A third study, of mentally taxed students offered a chance to cheat, came to the same conclusion: Cognitive depletion increases your vulnerability to ethical temptation only when you are a. unlikely to get caught, and b. unlikely get in trouble even if you are caught.
But when the chance and ramifications of being caught in an unethical act are more serious, fatigue becomes a deterrent.
The key variable in this is social consensus—whether or not people care strongly about an ethical standard or rule or law. Do we stand unified in condemnation of an unethical act, or shrug our shoulders and acknowledge that everybody does it? Do we impose significant penalties, or look the other way?
Chen offers an illustration of the variable effect of social consensus from her native China, where a CEO caught falsifying his resume is given a pass if he is competent. In the United States, on the other hand, the same exposed CEO would immediately resign in shame. “The difference,” she says, “is that the US has a high degree of social consensus that doctoring resumes is wrong.”
Domestically, Chen asserts that the unethical lending practices that led to the collapse of the real estate market and ensuing financial crisis a few years ago may have been sustained by lax ethics at the banks, and exacerbated by crazy schedules.
“People in the industry are known for working really hard. And the ethical standard for lending in 2008 was pretty low,” she says. “So in their depleted states, employees of lending institutions were more likely to engage in practices that we now come to see as unethical and unsustainable.”
The ethical workplace
The authors stress that their study’s finding does not give organizations license to exhaust their employees as a twisted means of promoting ethics.
It simply acknowledges the inevitability that workers will be physically and mentally tapped at times.
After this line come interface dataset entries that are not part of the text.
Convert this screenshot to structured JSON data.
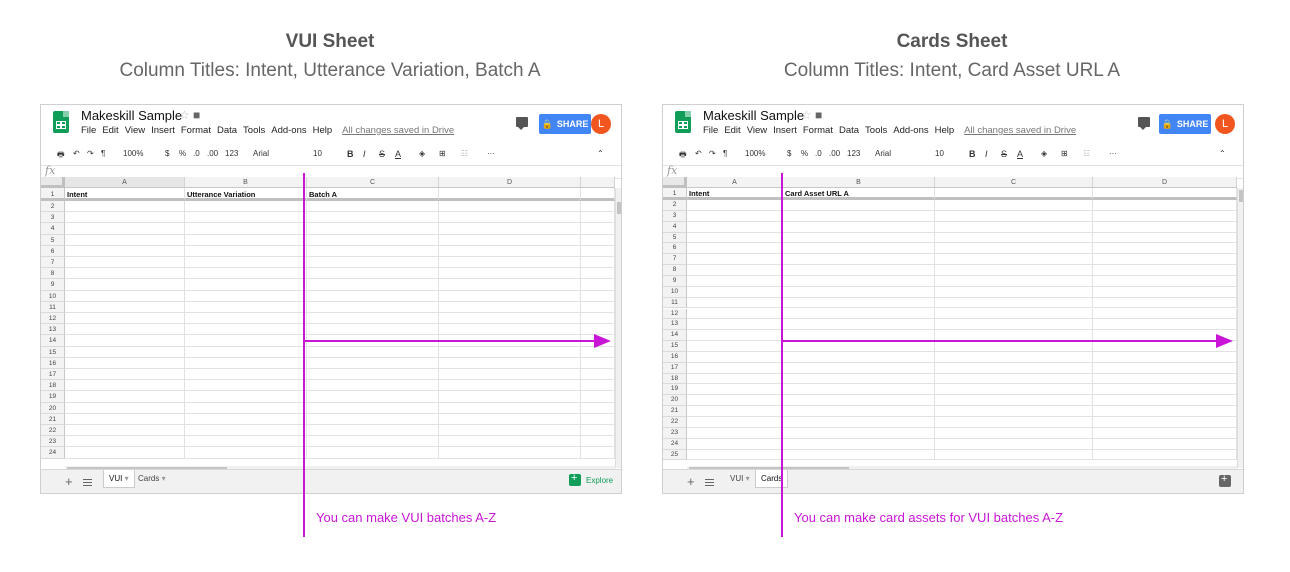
{
  "left_panel": {
    "heading": "VUI Sheet",
    "subheading": "Column Titles: Intent, Utterance Variation, Batch A",
    "caption": "You can make VUI batches A-Z",
    "spreadsheet": {
      "title": "Makeskill Sample",
      "menus": [
        "File",
        "Edit",
        "View",
        "Insert",
        "Format",
        "Data",
        "Tools",
        "Add-ons",
        "Help"
      ],
      "save_status": "All changes saved in Drive",
      "share_label": "SHARE",
      "avatar_initial": "L",
      "toolbar": {
        "zoom": "100%",
        "currency": "$",
        "percent": "%",
        "dec_dec": ".0",
        "dec_inc": ".00",
        "format": "123",
        "font": "Arial",
        "font_size": "10",
        "bold": "B",
        "italic": "I",
        "strike": "S",
        "text_color": "A",
        "more": "···"
      },
      "fx": "fx",
      "columns": [
        "A",
        "B",
        "C",
        "D"
      ],
      "header_row": [
        "Intent",
        "Utterance Variation",
        "Batch A",
        ""
      ],
      "row_numbers": [
        "1",
        "2",
        "3",
        "4",
        "5",
        "6",
        "7",
        "8",
        "9",
        "10",
        "11",
        "12",
        "13",
        "14",
        "15",
        "16",
        "17",
        "18",
        "19",
        "20",
        "21",
        "22",
        "23",
        "24"
      ],
      "tabs": [
        "VUI",
        "Cards"
      ],
      "active_tab": "VUI",
      "explore_label": "Explore"
    }
  },
  "right_panel": {
    "heading": "Cards Sheet",
    "subheading": "Column Titles: Intent, Card Asset URL A",
    "caption": "You can make card assets for VUI batches A-Z",
    "spreadsheet": {
      "title": "Makeskill Sample",
      "menus": [
        "File",
        "Edit",
        "View",
        "Insert",
        "Format",
        "Data",
        "Tools",
        "Add-ons",
        "Help"
      ],
      "save_status": "All changes saved in Drive",
      "share_label": "SHARE",
      "avatar_initial": "L",
      "toolbar": {
        "zoom": "100%",
        "currency": "$",
        "percent": "%",
        "dec_dec": ".0",
        "dec_inc": ".00",
        "format": "123",
        "font": "Arial",
        "font_size": "10",
        "bold": "B",
        "italic": "I",
        "strike": "S",
        "text_color": "A",
        "more": "···"
      },
      "fx": "fx",
      "columns": [
        "A",
        "B",
        "C",
        "D"
      ],
      "header_row": [
        "Intent",
        "Card Asset URL A",
        "",
        ""
      ],
      "row_numbers": [
        "1",
        "2",
        "3",
        "4",
        "5",
        "6",
        "7",
        "8",
        "9",
        "10",
        "11",
        "12",
        "13",
        "14",
        "15",
        "16",
        "17",
        "18",
        "19",
        "20",
        "21",
        "22",
        "23",
        "24",
        "25"
      ],
      "tabs": [
        "VUI",
        "Cards"
      ],
      "active_tab": "Cards"
    }
  },
  "accent_color": "#c815d6"
}
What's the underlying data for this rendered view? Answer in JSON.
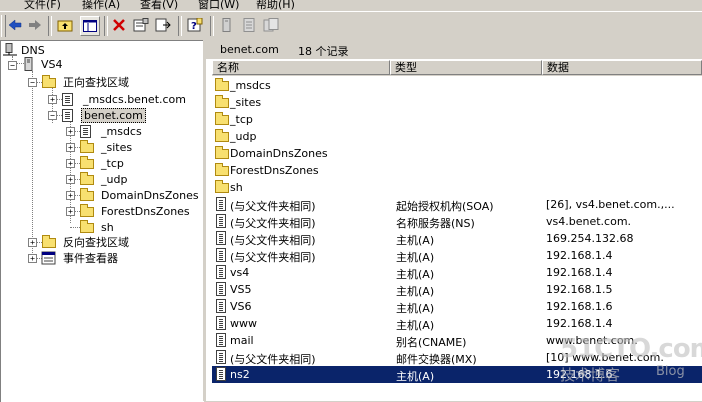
{
  "menu": [
    "文件(F)",
    "操作(A)",
    "查看(V)",
    "窗口(W)",
    "帮助(H)"
  ],
  "toolbar": {
    "icons": [
      "back-arrow-icon",
      "forward-arrow-icon",
      "up-folder-icon",
      "show-tree-icon",
      "delete-icon",
      "properties-icon",
      "export-icon",
      "help-icon",
      "server-icon",
      "document-icon",
      "zone-icon"
    ]
  },
  "tree": {
    "root": "DNS",
    "server": "VS4",
    "forward_zones": "正向查找区域",
    "msdcs_zone": "_msdcs.benet.com",
    "benet_zone": "benet.com",
    "children": [
      "_msdcs",
      "_sites",
      "_tcp",
      "_udp",
      "DomainDnsZones",
      "ForestDnsZones",
      "sh"
    ],
    "reverse_zones": "反向查找区域",
    "event_viewer": "事件查看器"
  },
  "right": {
    "title": "benet.com",
    "count": "18 个记录",
    "columns": [
      "名称",
      "类型",
      "数据"
    ],
    "rows": [
      {
        "name": "_msdcs",
        "type": "",
        "data": "",
        "kind": "folder"
      },
      {
        "name": "_sites",
        "type": "",
        "data": "",
        "kind": "folder"
      },
      {
        "name": "_tcp",
        "type": "",
        "data": "",
        "kind": "folder"
      },
      {
        "name": "_udp",
        "type": "",
        "data": "",
        "kind": "folder"
      },
      {
        "name": "DomainDnsZones",
        "type": "",
        "data": "",
        "kind": "folder"
      },
      {
        "name": "ForestDnsZones",
        "type": "",
        "data": "",
        "kind": "folder"
      },
      {
        "name": "sh",
        "type": "",
        "data": "",
        "kind": "folder"
      },
      {
        "name": "(与父文件夹相同)",
        "type": "起始授权机构(SOA)",
        "data": "[26], vs4.benet.com.,...",
        "kind": "record"
      },
      {
        "name": "(与父文件夹相同)",
        "type": "名称服务器(NS)",
        "data": "vs4.benet.com.",
        "kind": "record"
      },
      {
        "name": "(与父文件夹相同)",
        "type": "主机(A)",
        "data": "169.254.132.68",
        "kind": "record"
      },
      {
        "name": "(与父文件夹相同)",
        "type": "主机(A)",
        "data": "192.168.1.4",
        "kind": "record"
      },
      {
        "name": "vs4",
        "type": "主机(A)",
        "data": "192.168.1.4",
        "kind": "record"
      },
      {
        "name": "VS5",
        "type": "主机(A)",
        "data": "192.168.1.5",
        "kind": "record"
      },
      {
        "name": "VS6",
        "type": "主机(A)",
        "data": "192.168.1.6",
        "kind": "record"
      },
      {
        "name": "www",
        "type": "主机(A)",
        "data": "192.168.1.4",
        "kind": "record"
      },
      {
        "name": "mail",
        "type": "别名(CNAME)",
        "data": "www.benet.com.",
        "kind": "record"
      },
      {
        "name": "(与父文件夹相同)",
        "type": "邮件交换器(MX)",
        "data": "[10]  www.benet.com.",
        "kind": "record"
      },
      {
        "name": "ns2",
        "type": "主机(A)",
        "data": "192.168.1.6",
        "kind": "record"
      }
    ],
    "selected_index": 17
  },
  "watermark": {
    "site": "51CTO.com",
    "caption": "技术博客",
    "blog": "Blog"
  }
}
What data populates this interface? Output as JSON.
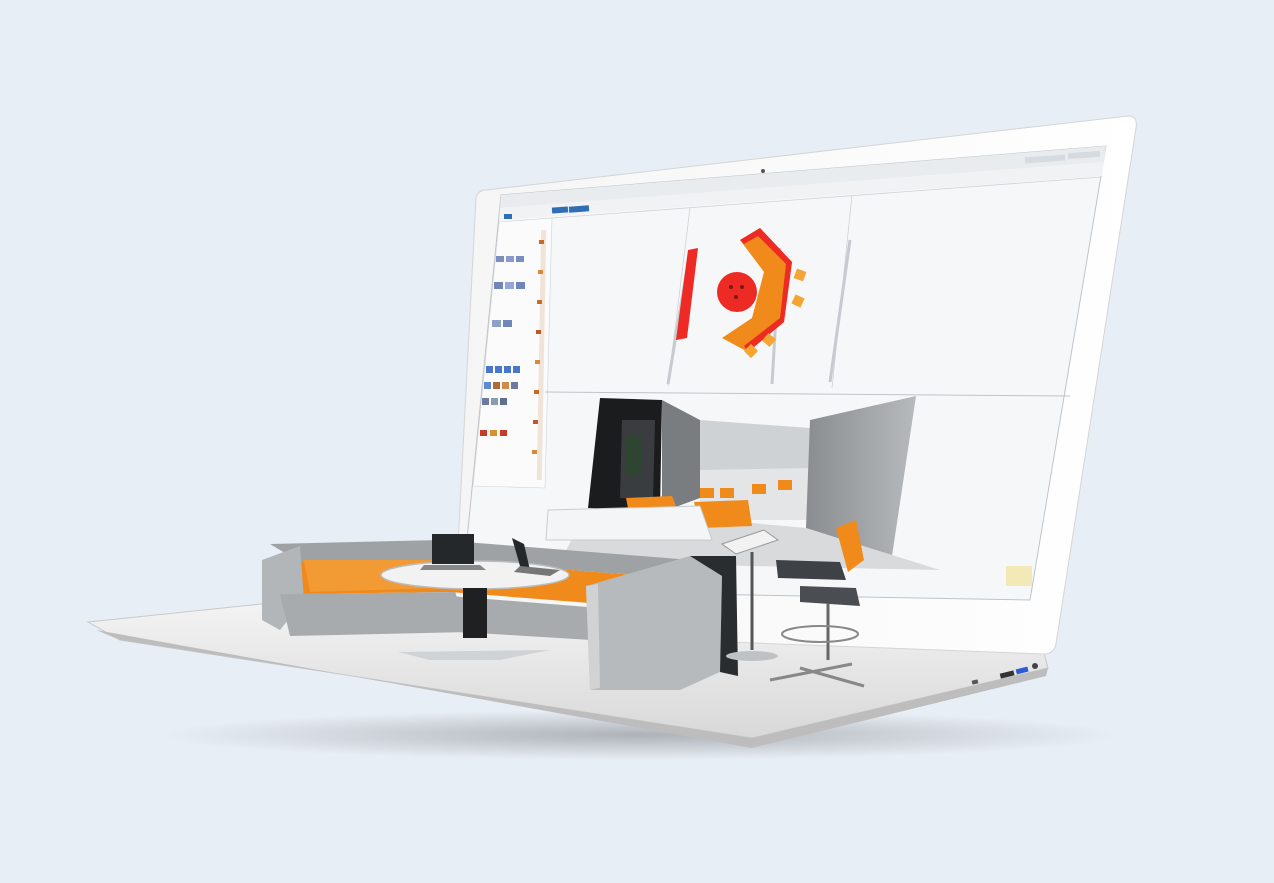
{
  "window": {
    "title": "",
    "user_area": "",
    "ribbon_tabs": [
      {
        "label": ""
      },
      {
        "label": ""
      }
    ]
  },
  "viewports": {
    "top_view": "floor-plan",
    "bottom_view": "3d-render"
  },
  "colors": {
    "background": "#e8eef5",
    "accent_orange": "#f08a1a",
    "accent_red": "#ee2a24",
    "furniture_gray": "#9ea2a5",
    "ribbon_blue": "#2f6db5"
  },
  "icons": [
    "webcam-icon",
    "usb-port-icon",
    "headphone-jack-icon"
  ]
}
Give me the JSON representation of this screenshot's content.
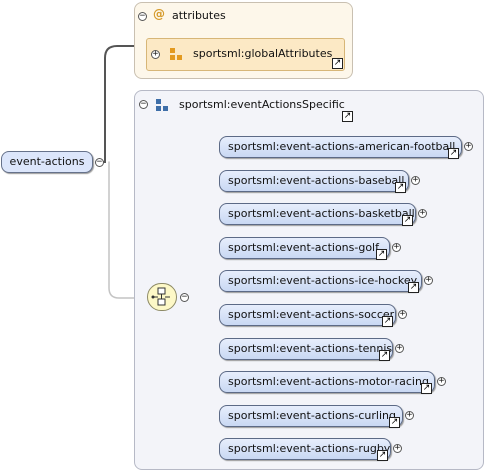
{
  "root": {
    "label": "event-actions"
  },
  "attributes_group": {
    "title": "attributes",
    "icon": "at-sign-icon",
    "ref": {
      "label": "sportsml:globalAttributes"
    }
  },
  "sequence_group": {
    "title": "sportsml:eventActionsSpecific",
    "icon": "group-icon",
    "compositor": "sequence-icon"
  },
  "elements": [
    {
      "label": "sportsml:event-actions-american-football"
    },
    {
      "label": "sportsml:event-actions-baseball"
    },
    {
      "label": "sportsml:event-actions-basketball"
    },
    {
      "label": "sportsml:event-actions-golf"
    },
    {
      "label": "sportsml:event-actions-ice-hockey"
    },
    {
      "label": "sportsml:event-actions-soccer"
    },
    {
      "label": "sportsml:event-actions-tennis"
    },
    {
      "label": "sportsml:event-actions-motor-racing"
    },
    {
      "label": "sportsml:event-actions-curling"
    },
    {
      "label": "sportsml:event-actions-rugby"
    }
  ],
  "colors": {
    "element_fill": "#c9d8f3",
    "attribute_fill": "#fce9c5",
    "compositor_fill": "#fdf8c7",
    "accent_orange": "#d59a2a"
  }
}
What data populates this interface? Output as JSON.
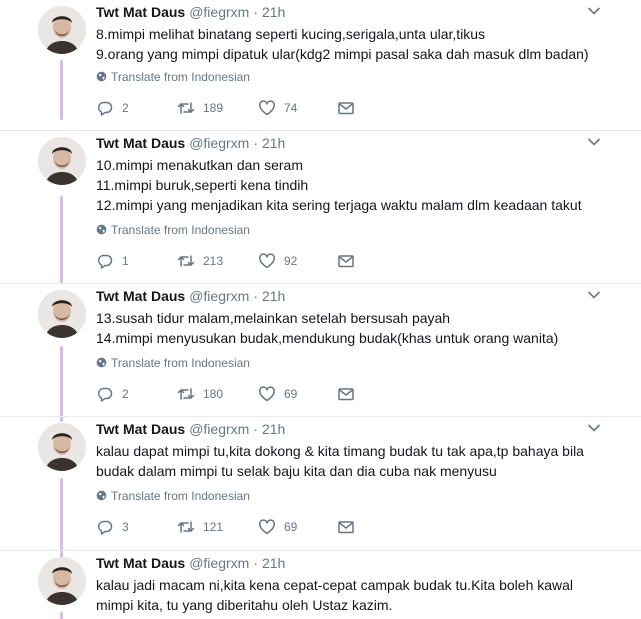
{
  "author": {
    "name": "Twt Mat Daus",
    "handle": "@fiegrxm",
    "time": "21h"
  },
  "translate_label": "Translate from Indonesian",
  "tweets": [
    {
      "lines": [
        "8.mimpi melihat binatang seperti kucing,serigala,unta ular,tikus",
        "9.orang yang mimpi dipatuk ular(kdg2 mimpi pasal saka dah masuk dlm badan)"
      ],
      "replies": "2",
      "retweets": "189",
      "likes": "74"
    },
    {
      "lines": [
        "10.mimpi menakutkan dan seram",
        "11.mimpi buruk,seperti kena tindih",
        "12.mimpi yang menjadikan kita sering terjaga waktu malam dlm keadaan takut"
      ],
      "replies": "1",
      "retweets": "213",
      "likes": "92"
    },
    {
      "lines": [
        "13.susah tidur malam,melainkan setelah bersusah payah",
        "14.mimpi menyusukan budak,mendukung budak(khas untuk orang wanita)"
      ],
      "replies": "2",
      "retweets": "180",
      "likes": "69"
    },
    {
      "lines": [
        "kalau dapat mimpi tu,kita dokong & kita timang budak tu tak apa,tp bahaya bila",
        "budak dalam mimpi tu selak baju kita dan dia cuba nak menyusu"
      ],
      "replies": "3",
      "retweets": "121",
      "likes": "69"
    },
    {
      "lines": [
        "kalau jadi macam ni,kita kena cepat-cepat campak budak tu.Kita boleh kawal",
        "mimpi kita, tu yang diberitahu oleh Ustaz kazim."
      ]
    }
  ],
  "icons": {
    "reply": "reply-icon",
    "retweet": "retweet-icon",
    "like": "heart-icon",
    "message": "envelope-icon",
    "translate": "globe-icon",
    "caret": "chevron-down-icon"
  },
  "colors": {
    "thread_line": "#d7b9ea",
    "muted": "#657786",
    "text": "#14171a"
  }
}
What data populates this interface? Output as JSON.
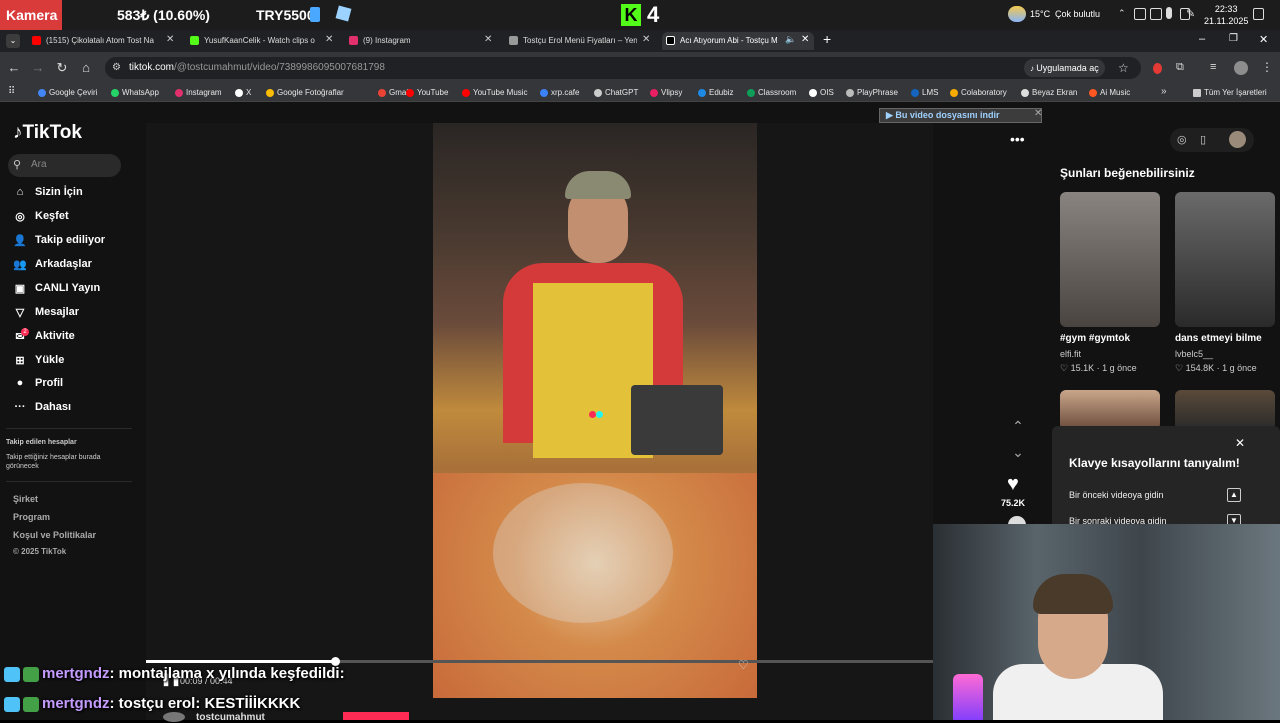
{
  "taskbar": {
    "app_label": "Kamera",
    "ticker_1": "583₺ (10.60%)",
    "ticker_2": "TRY5500",
    "kick_logo": "K",
    "kick_count": "4",
    "weather": "15°C",
    "weather_desc": "Çok bulutlu",
    "time": "22:33",
    "date": "21.11.2025"
  },
  "tabs": [
    {
      "label": "(1515) Çikolatalı Atom Tost Na",
      "color": "#ff0000"
    },
    {
      "label": "YusufKaanCelik - Watch clips o",
      "color": "#53fc18"
    },
    {
      "label": "(9) Instagram",
      "color": "#e1306c"
    },
    {
      "label": "Tostçu Erol Menü Fiyatları – Yen",
      "color": "#999999"
    },
    {
      "label": "Acı Atıyorum Abi - Tostçu M",
      "color": "#000000"
    }
  ],
  "address": {
    "host": "tiktok.com",
    "path": "/@tostcumahmut/video/7389986095007681798",
    "open_app": "Uygulamada aç"
  },
  "bookmarks": [
    {
      "label": "Google Çeviri",
      "color": "#4285f4"
    },
    {
      "label": "WhatsApp",
      "color": "#25d366"
    },
    {
      "label": "Instagram",
      "color": "#e1306c"
    },
    {
      "label": "X",
      "color": "#ffffff"
    },
    {
      "label": "Google Fotoğraflar",
      "color": "#fbbc05"
    },
    {
      "label": "Gmail",
      "color": "#ea4335"
    },
    {
      "label": "YouTube",
      "color": "#ff0000"
    },
    {
      "label": "YouTube Music",
      "color": "#ff0000"
    },
    {
      "label": "xrp.cafe",
      "color": "#3b82f6"
    },
    {
      "label": "ChatGPT",
      "color": "#cccccc"
    },
    {
      "label": "Vlipsy",
      "color": "#e91e63"
    },
    {
      "label": "Edubiz",
      "color": "#1e88e5"
    },
    {
      "label": "Classroom",
      "color": "#0f9d58"
    },
    {
      "label": "OIS",
      "color": "#ffffff"
    },
    {
      "label": "PlayPhrase",
      "color": "#bbbbbb"
    },
    {
      "label": "LMS",
      "color": "#1565c0"
    },
    {
      "label": "Colaboratory",
      "color": "#f9ab00"
    },
    {
      "label": "Beyaz Ekran",
      "color": "#dddddd"
    },
    {
      "label": "Ai Music",
      "color": "#ff5722"
    }
  ],
  "bookmarks_all": "Tüm Yer İşaretleri",
  "tiktok": {
    "logo": "TikTok",
    "search_placeholder": "Ara",
    "nav": [
      {
        "label": "Sizin İçin",
        "icon": "⌂"
      },
      {
        "label": "Keşfet",
        "icon": "◎"
      },
      {
        "label": "Takip ediliyor",
        "icon": "👤"
      },
      {
        "label": "Arkadaşlar",
        "icon": "👥"
      },
      {
        "label": "CANLI Yayın",
        "icon": "▣"
      },
      {
        "label": "Mesajlar",
        "icon": "▽"
      },
      {
        "label": "Aktivite",
        "icon": "✉"
      },
      {
        "label": "Yükle",
        "icon": "⊞"
      },
      {
        "label": "Profil",
        "icon": "●"
      },
      {
        "label": "Dahası",
        "icon": "···"
      }
    ],
    "following_title": "Takip edilen hesaplar",
    "following_sub": "Takip ettiğiniz hesaplar burada görünecek",
    "footer": [
      "Şirket",
      "Program",
      "Koşul ve Politikalar",
      "© 2025 TikTok"
    ],
    "download_banner": "Bu video dosyasını indir",
    "likes": "75.2K",
    "time": "00:09 / 00:44",
    "progress": 0.24,
    "author": "tostcumahmut",
    "suggest_title": "Şunları beğenebilirsiniz",
    "suggestions": [
      {
        "title": "#gym #gymtok",
        "user": "elfi.fit",
        "stats": "♡ 15.1K · 1 g önce"
      },
      {
        "title": "dans etmeyi bilme",
        "user": "lvbelc5__",
        "stats": "♡ 154.8K · 1 g önce"
      }
    ],
    "popup": {
      "title": "Klavye kısayollarını tanıyalım!",
      "rows": [
        {
          "label": "Bir önceki videoya gidin",
          "key": "▲"
        },
        {
          "label": "Bir sonraki videoya gidin",
          "key": "▼"
        }
      ]
    }
  },
  "chat": [
    {
      "user": "mertgndz",
      "message": ": montajlama x yılında keşfedildi:"
    },
    {
      "user": "mertgndz",
      "message": ": tostçu erol: KESTİİİKKKK"
    }
  ]
}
And it is then that they are most vulnerable to unethical behavior—unless the organization has created a culture that strongly promotes ethical behavior and castigates cheats.
“The important message is that managers need to be highly ethical people and organizations should create cultures that value integrity and honesty,” Chen says. “Then, even when depleted from overwork, their employees will be less likely to engage in unethical behaviors.”
“Ego depletion and its paradoxical effects on ethical decision making” is forthcoming in the journal Organizational Behavior and Human Decision Processes.